Pull every line with the word "subtitle" out of the entries below.

=== Data under study ===

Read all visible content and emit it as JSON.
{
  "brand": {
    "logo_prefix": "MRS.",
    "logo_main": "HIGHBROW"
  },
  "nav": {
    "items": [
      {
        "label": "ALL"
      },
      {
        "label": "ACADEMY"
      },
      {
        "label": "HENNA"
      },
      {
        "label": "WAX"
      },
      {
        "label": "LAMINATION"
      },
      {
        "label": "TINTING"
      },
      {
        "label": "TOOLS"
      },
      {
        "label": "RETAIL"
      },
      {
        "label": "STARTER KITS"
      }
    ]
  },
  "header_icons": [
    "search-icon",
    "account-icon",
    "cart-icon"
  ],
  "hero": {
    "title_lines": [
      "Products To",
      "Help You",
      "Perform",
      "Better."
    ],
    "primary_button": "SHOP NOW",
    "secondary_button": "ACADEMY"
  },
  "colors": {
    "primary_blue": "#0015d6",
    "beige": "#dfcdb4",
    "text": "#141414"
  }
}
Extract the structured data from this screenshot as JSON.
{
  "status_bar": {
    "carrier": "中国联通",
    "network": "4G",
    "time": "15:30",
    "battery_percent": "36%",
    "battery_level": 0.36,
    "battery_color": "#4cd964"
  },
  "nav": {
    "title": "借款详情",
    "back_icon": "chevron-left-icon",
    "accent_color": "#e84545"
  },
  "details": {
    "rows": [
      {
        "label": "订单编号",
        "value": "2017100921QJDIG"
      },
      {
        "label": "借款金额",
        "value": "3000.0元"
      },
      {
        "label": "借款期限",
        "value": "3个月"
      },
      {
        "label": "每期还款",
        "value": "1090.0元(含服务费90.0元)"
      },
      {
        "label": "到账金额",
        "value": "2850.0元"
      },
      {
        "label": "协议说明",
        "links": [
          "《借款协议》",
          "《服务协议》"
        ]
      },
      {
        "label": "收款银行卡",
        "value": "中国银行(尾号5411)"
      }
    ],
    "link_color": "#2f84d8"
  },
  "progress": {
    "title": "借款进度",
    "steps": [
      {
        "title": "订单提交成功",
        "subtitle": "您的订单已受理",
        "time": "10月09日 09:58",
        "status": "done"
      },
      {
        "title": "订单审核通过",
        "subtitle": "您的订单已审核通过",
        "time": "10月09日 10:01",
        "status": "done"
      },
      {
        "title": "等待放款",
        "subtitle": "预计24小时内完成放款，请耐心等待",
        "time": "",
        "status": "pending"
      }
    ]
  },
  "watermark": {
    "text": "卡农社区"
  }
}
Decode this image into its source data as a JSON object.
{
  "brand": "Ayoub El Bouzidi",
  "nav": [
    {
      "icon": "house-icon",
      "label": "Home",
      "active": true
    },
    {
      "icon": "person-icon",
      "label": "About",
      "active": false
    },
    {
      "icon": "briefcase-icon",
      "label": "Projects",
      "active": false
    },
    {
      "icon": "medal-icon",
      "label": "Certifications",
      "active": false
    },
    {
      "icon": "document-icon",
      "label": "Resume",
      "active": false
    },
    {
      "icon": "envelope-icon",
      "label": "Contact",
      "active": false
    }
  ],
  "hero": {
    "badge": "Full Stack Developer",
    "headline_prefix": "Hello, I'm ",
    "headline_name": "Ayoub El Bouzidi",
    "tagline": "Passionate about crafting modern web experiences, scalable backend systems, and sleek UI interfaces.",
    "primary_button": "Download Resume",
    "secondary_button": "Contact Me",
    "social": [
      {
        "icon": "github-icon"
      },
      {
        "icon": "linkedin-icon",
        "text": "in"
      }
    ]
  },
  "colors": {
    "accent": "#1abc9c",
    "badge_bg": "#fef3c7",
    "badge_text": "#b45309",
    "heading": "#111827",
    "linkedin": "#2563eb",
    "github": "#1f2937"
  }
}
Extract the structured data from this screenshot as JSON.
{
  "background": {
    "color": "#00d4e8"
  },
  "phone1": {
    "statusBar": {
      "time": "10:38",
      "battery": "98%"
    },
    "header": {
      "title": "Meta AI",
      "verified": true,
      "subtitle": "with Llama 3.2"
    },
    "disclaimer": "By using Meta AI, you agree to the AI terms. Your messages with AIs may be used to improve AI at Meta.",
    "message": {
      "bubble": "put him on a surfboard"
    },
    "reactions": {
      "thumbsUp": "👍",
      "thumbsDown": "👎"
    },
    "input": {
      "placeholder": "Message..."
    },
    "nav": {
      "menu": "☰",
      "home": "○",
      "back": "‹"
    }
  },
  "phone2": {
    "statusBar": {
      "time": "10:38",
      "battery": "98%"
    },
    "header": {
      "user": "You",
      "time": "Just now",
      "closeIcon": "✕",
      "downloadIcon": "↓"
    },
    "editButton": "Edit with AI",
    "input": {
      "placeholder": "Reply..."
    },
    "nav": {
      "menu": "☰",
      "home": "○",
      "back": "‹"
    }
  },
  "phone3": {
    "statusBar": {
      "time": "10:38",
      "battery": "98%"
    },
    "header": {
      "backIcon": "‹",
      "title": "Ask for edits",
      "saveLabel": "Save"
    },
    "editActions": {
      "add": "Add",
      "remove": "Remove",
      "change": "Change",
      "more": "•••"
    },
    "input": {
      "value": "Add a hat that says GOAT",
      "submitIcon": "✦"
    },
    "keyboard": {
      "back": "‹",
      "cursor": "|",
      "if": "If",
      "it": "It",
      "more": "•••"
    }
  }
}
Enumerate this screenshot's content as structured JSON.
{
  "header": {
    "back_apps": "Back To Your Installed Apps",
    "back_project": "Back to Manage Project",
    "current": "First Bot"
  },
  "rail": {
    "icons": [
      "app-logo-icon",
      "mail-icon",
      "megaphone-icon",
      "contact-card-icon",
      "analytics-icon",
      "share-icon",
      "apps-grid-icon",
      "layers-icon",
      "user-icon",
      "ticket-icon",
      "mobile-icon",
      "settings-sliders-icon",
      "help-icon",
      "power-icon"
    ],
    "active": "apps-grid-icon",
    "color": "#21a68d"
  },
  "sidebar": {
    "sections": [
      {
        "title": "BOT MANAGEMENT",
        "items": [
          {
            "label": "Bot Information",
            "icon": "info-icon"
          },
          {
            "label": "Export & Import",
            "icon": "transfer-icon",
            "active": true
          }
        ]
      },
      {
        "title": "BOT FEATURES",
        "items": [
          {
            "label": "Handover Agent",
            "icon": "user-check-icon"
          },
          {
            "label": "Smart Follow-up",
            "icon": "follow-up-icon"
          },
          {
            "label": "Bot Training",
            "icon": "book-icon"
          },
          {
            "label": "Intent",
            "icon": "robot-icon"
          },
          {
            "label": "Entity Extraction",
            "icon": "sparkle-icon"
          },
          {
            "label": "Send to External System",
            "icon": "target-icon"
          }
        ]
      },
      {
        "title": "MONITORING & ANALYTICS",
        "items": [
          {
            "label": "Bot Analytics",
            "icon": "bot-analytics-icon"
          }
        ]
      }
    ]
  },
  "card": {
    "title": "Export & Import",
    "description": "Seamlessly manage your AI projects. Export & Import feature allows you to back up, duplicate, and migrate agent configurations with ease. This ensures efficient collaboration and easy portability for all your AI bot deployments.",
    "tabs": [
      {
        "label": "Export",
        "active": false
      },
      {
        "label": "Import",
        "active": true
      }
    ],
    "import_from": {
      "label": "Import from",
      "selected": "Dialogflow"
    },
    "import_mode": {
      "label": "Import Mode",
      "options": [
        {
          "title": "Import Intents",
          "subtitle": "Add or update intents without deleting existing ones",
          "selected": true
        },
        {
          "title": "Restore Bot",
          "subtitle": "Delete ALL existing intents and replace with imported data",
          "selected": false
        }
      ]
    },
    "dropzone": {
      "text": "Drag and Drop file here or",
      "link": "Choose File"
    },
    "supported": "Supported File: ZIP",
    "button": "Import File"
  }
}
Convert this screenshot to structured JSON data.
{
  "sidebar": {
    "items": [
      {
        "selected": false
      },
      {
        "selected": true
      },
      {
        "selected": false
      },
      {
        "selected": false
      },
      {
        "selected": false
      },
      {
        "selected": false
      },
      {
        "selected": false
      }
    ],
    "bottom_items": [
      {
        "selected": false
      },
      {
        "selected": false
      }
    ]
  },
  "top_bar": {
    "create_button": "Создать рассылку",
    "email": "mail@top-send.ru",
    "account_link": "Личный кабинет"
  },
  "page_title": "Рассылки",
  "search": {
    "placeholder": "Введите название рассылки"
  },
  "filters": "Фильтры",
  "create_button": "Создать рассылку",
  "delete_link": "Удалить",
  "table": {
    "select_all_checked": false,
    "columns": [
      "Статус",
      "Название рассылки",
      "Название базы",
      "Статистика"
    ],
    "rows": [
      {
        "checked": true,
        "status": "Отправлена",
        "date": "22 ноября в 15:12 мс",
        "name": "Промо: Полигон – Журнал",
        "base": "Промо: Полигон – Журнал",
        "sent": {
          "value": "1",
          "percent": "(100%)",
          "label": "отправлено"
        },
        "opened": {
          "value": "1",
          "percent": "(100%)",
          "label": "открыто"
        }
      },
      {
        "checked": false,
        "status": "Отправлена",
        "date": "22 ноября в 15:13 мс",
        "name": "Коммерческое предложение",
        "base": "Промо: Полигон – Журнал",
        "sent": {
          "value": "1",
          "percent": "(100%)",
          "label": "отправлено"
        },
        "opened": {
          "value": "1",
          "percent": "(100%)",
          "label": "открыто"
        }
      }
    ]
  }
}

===

Task solution
        "subtitle": "您的订单已受理",
        "subtitle": "您的订单已审核通过",
        "subtitle": "预计24小时内完成放款，请耐心等待",
      "subtitle": "with Llama 3.2"
          "subtitle": "Add or update intents without deleting existing ones",
          "subtitle": "Delete ALL existing intents and replace with imported data",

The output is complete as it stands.